- **WORK INSTRUCTIONS**: Keyword search on "this": report each line of the records that contains it.

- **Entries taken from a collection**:
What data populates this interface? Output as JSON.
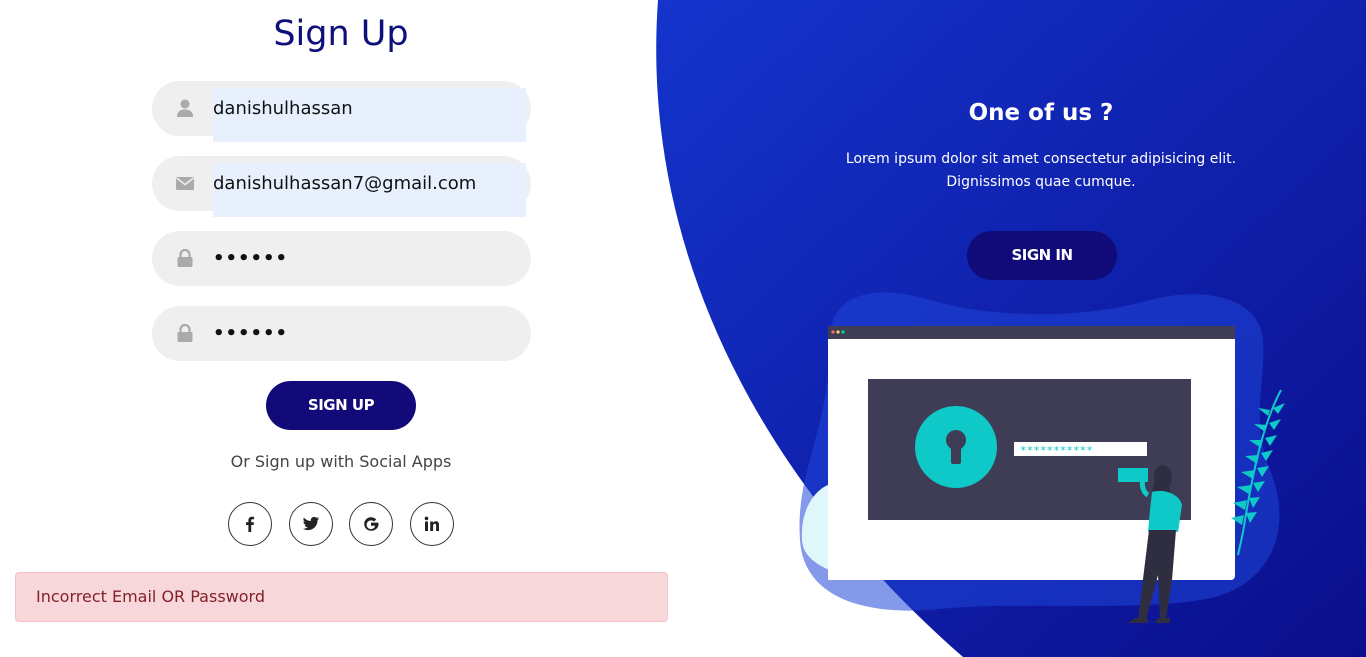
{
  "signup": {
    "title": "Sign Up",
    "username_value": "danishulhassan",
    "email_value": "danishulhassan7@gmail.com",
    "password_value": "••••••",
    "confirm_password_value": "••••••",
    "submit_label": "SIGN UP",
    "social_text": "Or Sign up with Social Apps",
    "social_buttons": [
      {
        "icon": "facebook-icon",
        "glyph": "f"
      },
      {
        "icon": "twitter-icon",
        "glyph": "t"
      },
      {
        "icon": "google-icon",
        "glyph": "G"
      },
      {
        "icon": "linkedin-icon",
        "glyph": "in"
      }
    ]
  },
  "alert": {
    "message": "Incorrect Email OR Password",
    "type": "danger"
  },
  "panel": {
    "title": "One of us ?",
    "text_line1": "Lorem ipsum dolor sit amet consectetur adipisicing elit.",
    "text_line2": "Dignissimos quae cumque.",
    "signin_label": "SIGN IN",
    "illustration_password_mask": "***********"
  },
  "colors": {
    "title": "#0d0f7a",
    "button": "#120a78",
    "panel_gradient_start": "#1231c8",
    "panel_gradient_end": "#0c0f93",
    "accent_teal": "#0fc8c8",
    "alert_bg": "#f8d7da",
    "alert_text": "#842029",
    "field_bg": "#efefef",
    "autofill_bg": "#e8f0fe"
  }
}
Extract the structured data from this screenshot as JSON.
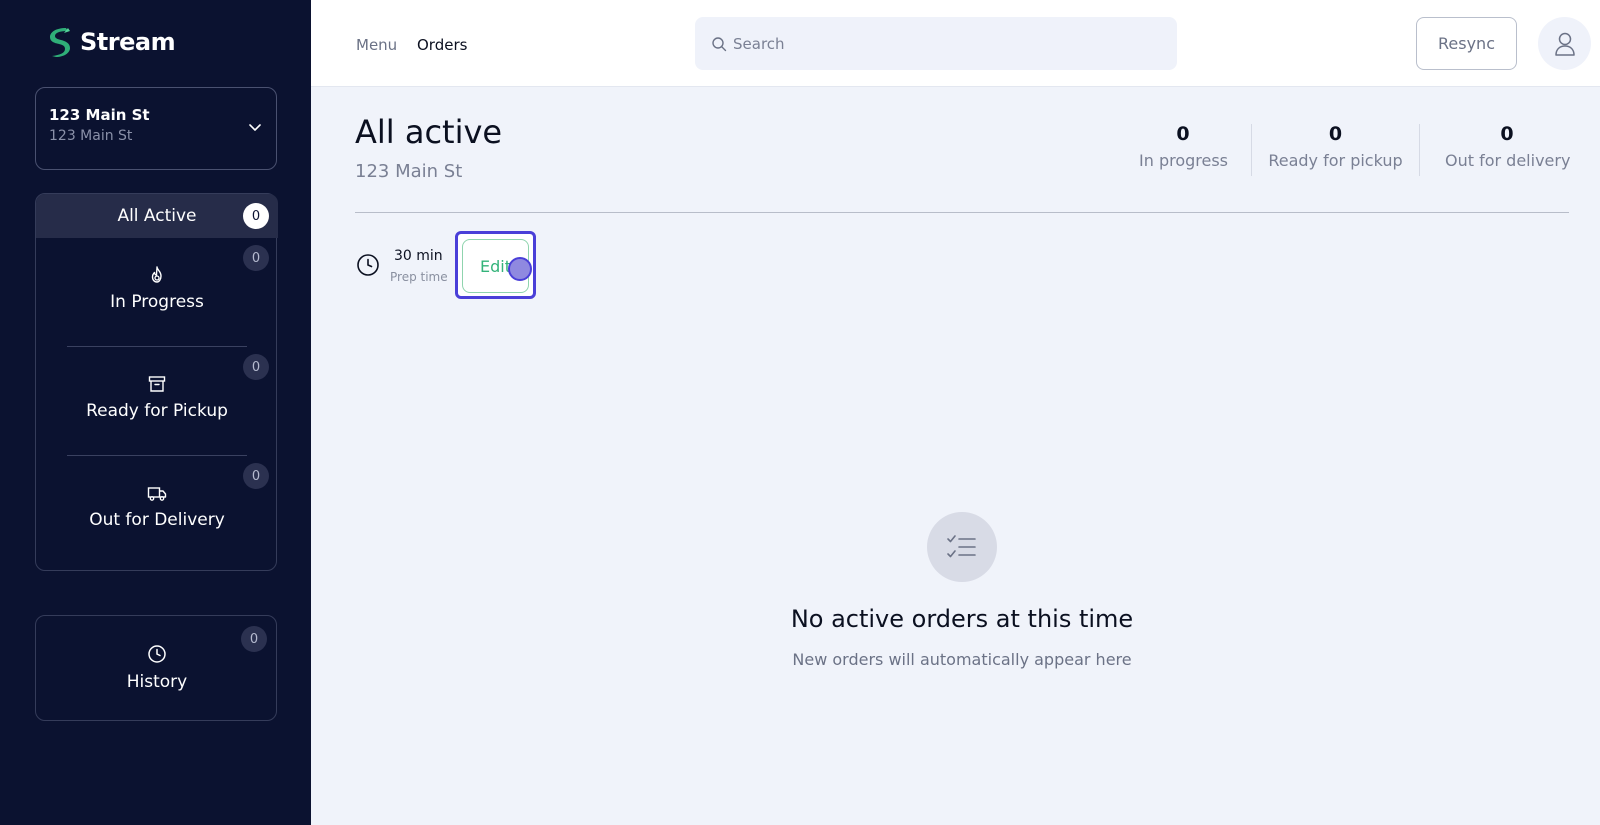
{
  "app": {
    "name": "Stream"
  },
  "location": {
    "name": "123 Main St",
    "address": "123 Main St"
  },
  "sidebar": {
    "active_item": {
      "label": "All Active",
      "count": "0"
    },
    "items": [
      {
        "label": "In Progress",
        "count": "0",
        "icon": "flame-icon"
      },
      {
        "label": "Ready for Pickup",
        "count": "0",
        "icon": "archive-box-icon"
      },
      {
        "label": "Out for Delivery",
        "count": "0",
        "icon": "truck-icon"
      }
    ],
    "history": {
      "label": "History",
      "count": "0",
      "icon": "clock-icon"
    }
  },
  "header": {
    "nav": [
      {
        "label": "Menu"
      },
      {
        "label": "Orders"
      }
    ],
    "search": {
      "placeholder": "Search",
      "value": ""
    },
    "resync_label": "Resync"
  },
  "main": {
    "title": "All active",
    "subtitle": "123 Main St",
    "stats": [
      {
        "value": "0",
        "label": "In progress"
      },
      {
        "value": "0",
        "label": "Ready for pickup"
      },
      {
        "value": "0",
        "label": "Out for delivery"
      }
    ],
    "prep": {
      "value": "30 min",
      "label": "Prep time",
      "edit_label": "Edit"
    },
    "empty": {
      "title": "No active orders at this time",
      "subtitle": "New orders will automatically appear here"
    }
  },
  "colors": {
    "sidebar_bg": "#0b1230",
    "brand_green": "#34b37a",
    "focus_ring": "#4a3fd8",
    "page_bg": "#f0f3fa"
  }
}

- **REPLY**:
What data populates this interface? Output as JSON.
Extract the structured data from this screenshot as JSON.
      "title": "No active orders at this time",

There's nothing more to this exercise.